One of the biggest gripes some Christians have about recovery programs which operate outside of church is that they don't use the word "sin" enough, or at all. I think the worry is that people who need God most won't know they're sinners and reach for the forgiveness Jesus bought for us on the cross.
I won't try to defend any particular program of recovery. But I do know people who came to know God through such communities who would have rejected a message that emphasized sin. Not because they don't think they sin, but mostly because they know they do.
Let me explain. The original meaning of the word "sin" is to fall short of an ideal or to "miss the mark." That's all of us. Every day. But these days, we're more likely to equate sin with evil and immorality. We imbue the word with a dark and loathsome intent.
The result is that for many folks there's little or no space between a realization of sin and an experience of shame. And I'm guessing that this might be part of why many recovery programs avoid the word, since shame is so counterproductive for most people. It doesn't make an addict reach for God so much as run from him.
No wonder shame is our enemy's favorite counterfeit for true remorse. Healthy guilt or conviction about sin leads to repentance that carries with it the hope of forgiveness. But shame usually leads only to secrecy and lies. Shame screams at us that God is in the garden, so we better hide.
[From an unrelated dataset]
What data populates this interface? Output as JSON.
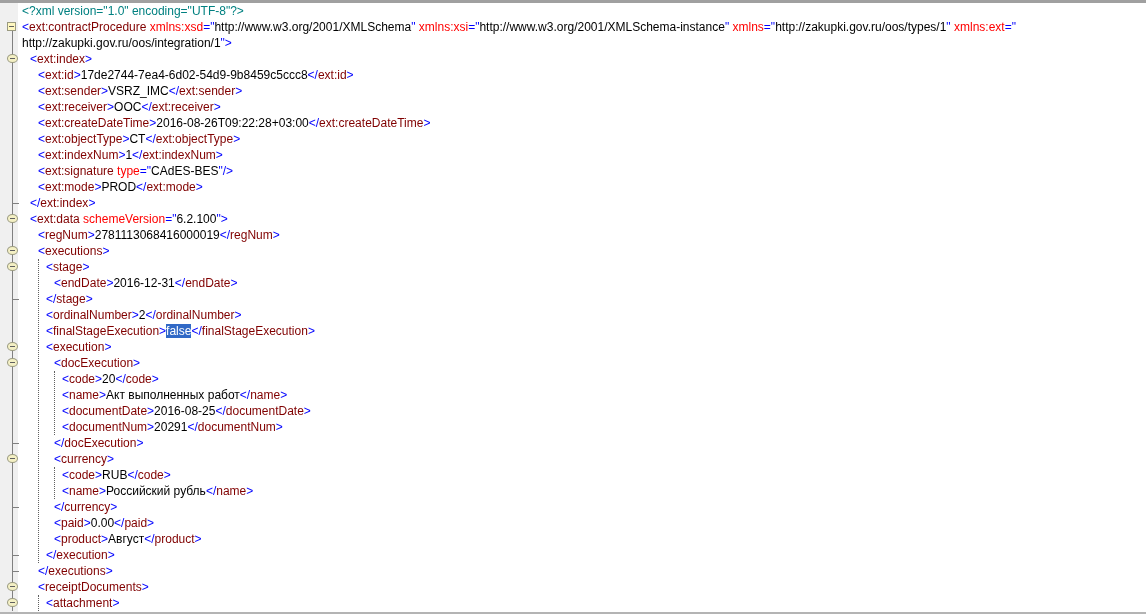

One of my favorite stories in the New Testament is only two sentences long. When Jesus is arrested and the disciples flee, we're told "A young man, wearing nothing but a linen garment, was following Jesus. When they seized him, he fled naked, leaving his garment behind." (Mark 14:52, 53)
This brief flash of bare buns has always struck me as funny. I imagine this guy's mother exclaiming, "But son! Why weren't you wearing a loincloth?"
The scene also takes me back to Adam and Eve in the garden: It reminds me how much of our faith journey is about trying to find our way back to "naked and not ashamed."
It reminds me that Jesus came to free us, not only from the consequences of "original sin," but from original shame, too.
It reminds me that God asks us to take radical risks to return home clothed not in leaves or tunics, but in Christ alone.
In recovery, we often remind one another that hurt people hurt people. In a similar sense, I think scared people scare people. And ashamed people shame people.
For that reason, I don't think a message about God should always lead with sin. What if instead, we lead with love? What if we focus less on the ugly thing Jesus came to defeat and more on what his victory won?
Forgiveness. Freedom. Relationship. A chance to hear God coming near and to cry out with relief, rather than shame, "Here I am, Lord. Save me!"